Title page of 1600 printing of “Every Man out of His Humour.” By Ben Jonson, via Wikimedia Commons

Subsequent to his presentation of his not to be forgotten herald and it’s spicy motto, Sogliardo is introduced by a disgraced poet named Macilente (ie: emaciated) to a young woman named Saviolina. Macilente tells her that although Sogliardo appears to be nothing more than a clown, he is actually a very sophisticated person who enjoys presenting himself as a clown. Therefore, his apparent foolishness is really a disguise for his great refinement. Naturally, Sogliardo, who knows nothing of this and is in fact a clown, proceeds to give a ridiculous performance that nevertheless charms Saviolina:

Sogliardo: How does my sweet lady? hot and moist? beautiful and lusty? ha!

Saviolina: Beautiful, an it please you, sir, but not lusty.

Eventually, Maciliente grows impatient with the success of his ruse and tries to explain to Saviolina that Sogliardo really is nothing more than a clown.

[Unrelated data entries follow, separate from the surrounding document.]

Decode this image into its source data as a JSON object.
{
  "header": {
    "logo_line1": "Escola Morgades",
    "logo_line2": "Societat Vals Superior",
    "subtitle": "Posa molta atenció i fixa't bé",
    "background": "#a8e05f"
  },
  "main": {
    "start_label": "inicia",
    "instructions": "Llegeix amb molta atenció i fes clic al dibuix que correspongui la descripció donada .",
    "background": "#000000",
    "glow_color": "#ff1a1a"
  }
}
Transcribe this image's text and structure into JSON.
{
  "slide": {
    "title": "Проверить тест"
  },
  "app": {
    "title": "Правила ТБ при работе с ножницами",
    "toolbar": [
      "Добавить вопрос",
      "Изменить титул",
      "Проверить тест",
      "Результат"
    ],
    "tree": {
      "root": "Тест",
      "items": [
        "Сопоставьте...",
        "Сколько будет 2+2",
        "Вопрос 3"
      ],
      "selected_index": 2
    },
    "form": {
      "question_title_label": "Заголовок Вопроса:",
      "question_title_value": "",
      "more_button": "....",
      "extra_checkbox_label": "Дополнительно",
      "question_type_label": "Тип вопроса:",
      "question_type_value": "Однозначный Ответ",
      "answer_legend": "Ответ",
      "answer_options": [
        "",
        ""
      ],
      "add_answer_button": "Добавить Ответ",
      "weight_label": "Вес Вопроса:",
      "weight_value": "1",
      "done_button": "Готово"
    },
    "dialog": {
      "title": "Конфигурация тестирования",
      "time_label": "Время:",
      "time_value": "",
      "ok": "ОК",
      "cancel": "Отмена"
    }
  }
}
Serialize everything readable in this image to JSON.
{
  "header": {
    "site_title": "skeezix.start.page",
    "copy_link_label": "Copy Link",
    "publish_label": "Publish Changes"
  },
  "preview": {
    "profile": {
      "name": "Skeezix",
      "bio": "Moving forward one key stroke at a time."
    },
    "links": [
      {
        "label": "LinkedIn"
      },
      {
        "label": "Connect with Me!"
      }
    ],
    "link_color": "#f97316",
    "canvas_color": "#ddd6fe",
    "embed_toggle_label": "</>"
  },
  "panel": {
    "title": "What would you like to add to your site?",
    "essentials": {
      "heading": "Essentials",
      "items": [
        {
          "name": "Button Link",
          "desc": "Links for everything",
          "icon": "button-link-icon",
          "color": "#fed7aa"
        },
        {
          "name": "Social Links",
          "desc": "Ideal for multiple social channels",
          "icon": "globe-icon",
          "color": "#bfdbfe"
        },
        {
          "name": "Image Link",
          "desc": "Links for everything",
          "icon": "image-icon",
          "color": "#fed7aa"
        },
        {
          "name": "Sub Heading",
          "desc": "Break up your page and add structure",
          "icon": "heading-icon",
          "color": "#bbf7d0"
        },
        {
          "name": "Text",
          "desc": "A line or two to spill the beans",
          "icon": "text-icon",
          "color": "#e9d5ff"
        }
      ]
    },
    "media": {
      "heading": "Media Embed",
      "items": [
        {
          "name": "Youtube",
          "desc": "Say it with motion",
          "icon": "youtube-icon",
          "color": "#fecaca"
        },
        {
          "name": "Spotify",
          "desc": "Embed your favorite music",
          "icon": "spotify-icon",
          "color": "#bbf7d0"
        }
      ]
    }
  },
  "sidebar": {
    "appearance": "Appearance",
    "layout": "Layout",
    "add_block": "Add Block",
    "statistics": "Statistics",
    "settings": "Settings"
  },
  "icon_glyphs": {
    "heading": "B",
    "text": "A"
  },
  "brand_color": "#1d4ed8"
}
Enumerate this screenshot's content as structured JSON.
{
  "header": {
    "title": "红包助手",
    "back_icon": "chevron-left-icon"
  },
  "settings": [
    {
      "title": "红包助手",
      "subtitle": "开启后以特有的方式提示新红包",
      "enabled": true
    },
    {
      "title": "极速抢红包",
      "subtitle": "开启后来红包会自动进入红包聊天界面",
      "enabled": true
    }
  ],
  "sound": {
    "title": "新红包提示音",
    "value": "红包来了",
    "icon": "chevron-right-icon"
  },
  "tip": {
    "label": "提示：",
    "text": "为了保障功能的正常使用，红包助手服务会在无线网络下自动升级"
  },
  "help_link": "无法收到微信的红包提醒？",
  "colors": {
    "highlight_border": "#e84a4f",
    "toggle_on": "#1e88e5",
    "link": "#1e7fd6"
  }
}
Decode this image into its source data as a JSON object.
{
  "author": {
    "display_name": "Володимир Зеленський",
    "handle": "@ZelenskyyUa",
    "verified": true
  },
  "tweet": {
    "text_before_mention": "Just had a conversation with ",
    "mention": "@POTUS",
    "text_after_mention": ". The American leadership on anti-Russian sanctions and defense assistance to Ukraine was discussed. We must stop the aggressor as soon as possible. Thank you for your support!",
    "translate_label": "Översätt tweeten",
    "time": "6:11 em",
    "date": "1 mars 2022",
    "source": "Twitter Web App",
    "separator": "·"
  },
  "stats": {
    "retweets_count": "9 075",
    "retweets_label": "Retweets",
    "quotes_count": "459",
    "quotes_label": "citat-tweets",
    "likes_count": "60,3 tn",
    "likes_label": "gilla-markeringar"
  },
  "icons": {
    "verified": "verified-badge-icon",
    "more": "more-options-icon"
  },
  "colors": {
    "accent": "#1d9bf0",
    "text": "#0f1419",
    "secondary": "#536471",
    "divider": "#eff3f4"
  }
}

She, however, does not believe him. It is not until he tricks Sogliardo into showing her his hands that she realizes he is not man of the world but rather a country bumpkin. At that point Saviolina is furious and exits.

Defenders of Shakespeare’s reputation generally refuse to accept the libel that Sogliardo is in any way a mockery of the Bard:

“Sogliardo, a country bumpkin of manifest stupidity, could not possibly be construed as a portrait of Shakespeare.”

Duncan-Jones, Katherine, Ungentle Shakespeare, 2001.

To this I can only reply that Duncan-Jones and Greenblatt (and others) fail to take into account Jonson’s own perception of events. He was certainly closer to the scene and there is no question that Shakespeare purchased a herald at that time, a practice which was to become more and more criticized during the subsequent reign of King James.

Is it possible that Jonson was looking over his shoulder at the success of Henry V and therefore taking a shot at Shakespeare from two directions, first at the bombastic theatrical style and second at the playwright’s pretensions? That is all interpretation after the fact.

On the other hand, if Jonson intended to criticize Marston and if Marston and Dekker chose to respond, such that their interaction became the subject of stacks of Ph. D. dissertations, then why not credit Jonson’s mockery of Shakespeare as at least his own report of his time and place?

What does all this have to do with As You Like It? Quite a bit, actually.

Next: Shakespeare Responds, or Does He? Will, Audrey and Touchstone.

 PeteHeadshotDr. Hodges holds a BFA in Acting from the University of Washington (class of ‘75), an M.A in Directing and a Ph. D. in Literature from The City Graduate Center of The City University of New York City, New York (1986 and 1992).  Dr. Pete (as he is sometimes known among his friends) is a 30 year veteran of the Wall Street wars, author and producer of more than a dozen plays, a novel, and a critical study of Sadakichi Hartmann’s plays.